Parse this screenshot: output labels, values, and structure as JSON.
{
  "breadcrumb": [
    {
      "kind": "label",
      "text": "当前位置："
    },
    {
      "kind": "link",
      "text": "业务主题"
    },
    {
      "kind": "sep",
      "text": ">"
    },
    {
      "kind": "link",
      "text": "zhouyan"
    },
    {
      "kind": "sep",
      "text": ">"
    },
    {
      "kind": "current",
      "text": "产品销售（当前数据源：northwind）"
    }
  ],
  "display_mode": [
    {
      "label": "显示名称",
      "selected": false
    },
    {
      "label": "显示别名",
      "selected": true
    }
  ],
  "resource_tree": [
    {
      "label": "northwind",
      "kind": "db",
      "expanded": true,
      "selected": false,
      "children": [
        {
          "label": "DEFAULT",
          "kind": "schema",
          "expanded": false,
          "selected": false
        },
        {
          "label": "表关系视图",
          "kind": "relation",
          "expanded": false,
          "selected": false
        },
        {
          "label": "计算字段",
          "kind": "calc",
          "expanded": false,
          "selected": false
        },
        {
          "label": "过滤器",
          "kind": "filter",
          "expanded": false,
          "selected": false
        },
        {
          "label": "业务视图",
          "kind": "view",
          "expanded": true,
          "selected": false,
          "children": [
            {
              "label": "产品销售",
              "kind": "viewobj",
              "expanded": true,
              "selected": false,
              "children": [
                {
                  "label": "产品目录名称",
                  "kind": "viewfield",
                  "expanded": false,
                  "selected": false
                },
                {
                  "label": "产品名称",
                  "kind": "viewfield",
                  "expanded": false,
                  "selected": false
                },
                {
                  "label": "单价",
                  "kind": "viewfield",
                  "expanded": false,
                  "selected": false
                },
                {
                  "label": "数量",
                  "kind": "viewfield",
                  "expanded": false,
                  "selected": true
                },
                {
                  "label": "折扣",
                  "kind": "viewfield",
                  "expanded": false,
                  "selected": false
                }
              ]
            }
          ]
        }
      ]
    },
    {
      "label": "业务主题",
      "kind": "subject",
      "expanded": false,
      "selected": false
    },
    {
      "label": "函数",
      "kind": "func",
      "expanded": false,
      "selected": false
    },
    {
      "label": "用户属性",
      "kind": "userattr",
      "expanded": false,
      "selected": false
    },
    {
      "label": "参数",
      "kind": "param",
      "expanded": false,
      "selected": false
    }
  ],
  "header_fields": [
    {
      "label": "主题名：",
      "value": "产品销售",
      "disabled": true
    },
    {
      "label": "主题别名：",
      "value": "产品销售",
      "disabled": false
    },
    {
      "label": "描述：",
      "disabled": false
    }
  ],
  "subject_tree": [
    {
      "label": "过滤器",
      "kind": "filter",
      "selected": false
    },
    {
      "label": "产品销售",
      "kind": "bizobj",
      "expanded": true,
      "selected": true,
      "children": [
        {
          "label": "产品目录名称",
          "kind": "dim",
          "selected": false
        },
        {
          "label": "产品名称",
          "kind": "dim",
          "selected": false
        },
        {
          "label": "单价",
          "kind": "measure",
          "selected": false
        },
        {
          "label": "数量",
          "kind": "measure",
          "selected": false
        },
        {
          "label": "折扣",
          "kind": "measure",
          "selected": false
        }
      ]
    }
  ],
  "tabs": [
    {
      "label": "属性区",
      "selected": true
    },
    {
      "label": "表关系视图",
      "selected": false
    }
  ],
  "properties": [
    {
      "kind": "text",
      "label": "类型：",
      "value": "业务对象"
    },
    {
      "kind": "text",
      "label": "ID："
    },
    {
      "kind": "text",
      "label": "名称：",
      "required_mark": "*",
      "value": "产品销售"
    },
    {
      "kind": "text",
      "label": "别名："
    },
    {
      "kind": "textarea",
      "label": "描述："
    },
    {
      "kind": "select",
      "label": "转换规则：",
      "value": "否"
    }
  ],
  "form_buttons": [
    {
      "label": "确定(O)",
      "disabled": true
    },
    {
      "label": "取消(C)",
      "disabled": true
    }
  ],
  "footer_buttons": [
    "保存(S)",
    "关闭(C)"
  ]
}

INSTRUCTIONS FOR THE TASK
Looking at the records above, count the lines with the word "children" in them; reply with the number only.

RESULT
4